I know that my last blog had a sad theme, but I'm afraid this one has too. Yesterday we heard of the death of our French friend, Rene Latournerie. He'd had colon cancer for several years and died on Sunday at the age of 69.
During the first half of the nineties, we had a half-share in an old French house near Bergerac. Rene and his wife Liliane befriended us and many were the mornings lost to the invitation to an 'apero' or two, many the afternoons fogged by the heat and the after-effects of too many Ricards.
When I was writing 'The Chase', Rene was immensely helpful. He was curt but with a twinkle in his eye, he had rarely stirred outside his region, he was a man who knew how to build things and who understood nature and who, we always felt, was entirely content with his lot. He was lean and solid as oak. He was also at times bigoted and narrow of view and he was bloodthirsty, priding himself in an extensive armoury of weapons with which to shoot the local 'gibier' - but he also believed that the game should always have a sporting chance to survive. He possessed no false sentimentality, no squeamishness: he came from a peasant culture where you did what you had to do to survive.

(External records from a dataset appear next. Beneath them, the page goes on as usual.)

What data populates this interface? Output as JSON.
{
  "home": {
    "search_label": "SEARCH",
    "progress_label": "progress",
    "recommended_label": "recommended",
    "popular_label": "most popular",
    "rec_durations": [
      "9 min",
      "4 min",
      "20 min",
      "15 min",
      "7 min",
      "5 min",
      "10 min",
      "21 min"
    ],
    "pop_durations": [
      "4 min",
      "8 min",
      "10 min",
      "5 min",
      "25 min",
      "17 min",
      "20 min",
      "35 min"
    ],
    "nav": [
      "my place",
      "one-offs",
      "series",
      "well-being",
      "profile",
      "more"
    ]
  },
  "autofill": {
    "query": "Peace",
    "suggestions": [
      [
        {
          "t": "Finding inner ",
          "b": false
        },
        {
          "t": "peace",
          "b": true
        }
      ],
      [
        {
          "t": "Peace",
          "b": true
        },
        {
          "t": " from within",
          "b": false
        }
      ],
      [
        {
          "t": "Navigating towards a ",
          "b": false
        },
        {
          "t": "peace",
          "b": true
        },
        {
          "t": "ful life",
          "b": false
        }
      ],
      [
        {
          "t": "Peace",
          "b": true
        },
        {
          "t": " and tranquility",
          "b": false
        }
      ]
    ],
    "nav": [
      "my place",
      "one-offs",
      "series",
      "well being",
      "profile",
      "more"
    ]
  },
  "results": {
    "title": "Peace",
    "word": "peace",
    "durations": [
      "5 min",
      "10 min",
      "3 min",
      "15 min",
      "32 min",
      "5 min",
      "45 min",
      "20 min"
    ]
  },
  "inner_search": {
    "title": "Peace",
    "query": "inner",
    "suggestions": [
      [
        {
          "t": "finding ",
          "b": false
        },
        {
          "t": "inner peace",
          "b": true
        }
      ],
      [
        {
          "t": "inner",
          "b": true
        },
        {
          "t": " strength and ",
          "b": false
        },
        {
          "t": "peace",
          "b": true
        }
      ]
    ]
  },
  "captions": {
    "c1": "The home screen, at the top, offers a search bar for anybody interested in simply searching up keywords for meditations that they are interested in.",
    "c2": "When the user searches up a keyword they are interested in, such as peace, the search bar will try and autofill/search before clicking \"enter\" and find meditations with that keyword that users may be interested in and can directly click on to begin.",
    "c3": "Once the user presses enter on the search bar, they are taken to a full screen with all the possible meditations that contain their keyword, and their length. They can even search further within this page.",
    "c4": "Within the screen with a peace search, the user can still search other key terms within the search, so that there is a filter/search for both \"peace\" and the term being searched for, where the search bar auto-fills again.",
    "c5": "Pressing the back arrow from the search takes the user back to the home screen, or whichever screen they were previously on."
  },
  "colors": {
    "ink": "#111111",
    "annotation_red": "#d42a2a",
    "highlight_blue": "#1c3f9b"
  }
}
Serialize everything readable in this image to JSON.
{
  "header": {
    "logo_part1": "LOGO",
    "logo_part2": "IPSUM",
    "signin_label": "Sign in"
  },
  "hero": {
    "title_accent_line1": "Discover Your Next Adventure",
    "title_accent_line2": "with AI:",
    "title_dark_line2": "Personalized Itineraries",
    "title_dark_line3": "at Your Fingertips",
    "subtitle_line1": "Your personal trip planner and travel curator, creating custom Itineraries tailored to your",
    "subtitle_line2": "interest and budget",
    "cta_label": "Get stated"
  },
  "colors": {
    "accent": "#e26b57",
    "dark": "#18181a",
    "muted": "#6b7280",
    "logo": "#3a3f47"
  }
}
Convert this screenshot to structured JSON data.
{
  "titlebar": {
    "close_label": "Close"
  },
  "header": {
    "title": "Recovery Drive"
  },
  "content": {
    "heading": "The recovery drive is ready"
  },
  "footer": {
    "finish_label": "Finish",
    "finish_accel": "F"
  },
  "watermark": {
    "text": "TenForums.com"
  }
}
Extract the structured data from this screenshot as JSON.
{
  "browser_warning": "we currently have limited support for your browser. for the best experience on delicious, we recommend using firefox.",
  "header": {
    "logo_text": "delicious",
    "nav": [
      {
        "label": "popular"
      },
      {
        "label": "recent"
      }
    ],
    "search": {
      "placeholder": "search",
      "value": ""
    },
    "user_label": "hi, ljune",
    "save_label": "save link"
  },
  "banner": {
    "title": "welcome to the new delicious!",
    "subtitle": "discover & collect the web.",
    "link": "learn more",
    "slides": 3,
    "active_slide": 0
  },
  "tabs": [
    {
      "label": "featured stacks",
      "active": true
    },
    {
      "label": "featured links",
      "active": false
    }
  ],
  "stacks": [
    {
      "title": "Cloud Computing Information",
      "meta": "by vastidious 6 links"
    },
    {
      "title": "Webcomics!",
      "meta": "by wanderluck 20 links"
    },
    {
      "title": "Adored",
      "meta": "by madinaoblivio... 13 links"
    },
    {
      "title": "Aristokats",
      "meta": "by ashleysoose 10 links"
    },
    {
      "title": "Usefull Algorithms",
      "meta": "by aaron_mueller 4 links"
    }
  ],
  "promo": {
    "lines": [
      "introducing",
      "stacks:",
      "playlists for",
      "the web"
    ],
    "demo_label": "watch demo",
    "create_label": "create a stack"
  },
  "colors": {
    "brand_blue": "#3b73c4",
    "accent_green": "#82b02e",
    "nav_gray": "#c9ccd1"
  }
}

Many of his phrases and memories (like hiding in a cornfield when the Nazis arrived) entered my book. When I needed to write a crucial chapter about a boar hunt, Rene took us one day into the woods, while Liliane looked after our then-toddler son, Jack. The walk was utterly memorable and I was fascinated by everything he knew, everything he noticed, which we, poor clumsy city-dwellers, would have failed to spot. There was a secret life all around us and he provided the temporary bridge to it. Afterwards, I wrote the boar hunt chapter in one glorious burst and scarcely needed to tamper with a word of it afterwards. So thanks, Rene, for the information and for the experience.
We hadn't seen him for a few years, but believed, as you do, that he would be as permanent as the landscape he inhabited. We felt shell-shocked last night. But even stalwarts like Rene, landscapes and ways of life such as in the Perigord, all are vulnerable, in the end.
'Jean-Jacques, child of the land, tramps ahead of him in brown corduroys and a checked shirt, half-open. He carries his gun, his knife and a stout stick he uses to prod the ground or hold branches back for their passage. His voice is deep but low, his accent so strong that it loses Gerald and Edouard has to translate. Here, he says, the tracks of roedeer. There - that circle of white mouldy dots in the soil? - a mushroom is coming up. Up in that tree - nest of a buzzard. By your foot - the droppings of a weasel. He knows the names of everything, the significance of every sign, and dispenses information casually. He takes it all for granted. Gerald feels at the same time privileged and patronised. If ever I was stuck on a desert island, he thinks humbly, I'd be dead meat. Provisions could be right under my nose - I'd never see them. I know about mobile phones and how to set the video. Mother Nature didn't foster me. From time to time he asks a question: he asks Jean-Jacques to identify something for him, and the man gives him a measuring look, like a doctor in an asylum assessing how much the patient is capable of assimilating.' ('The Chase')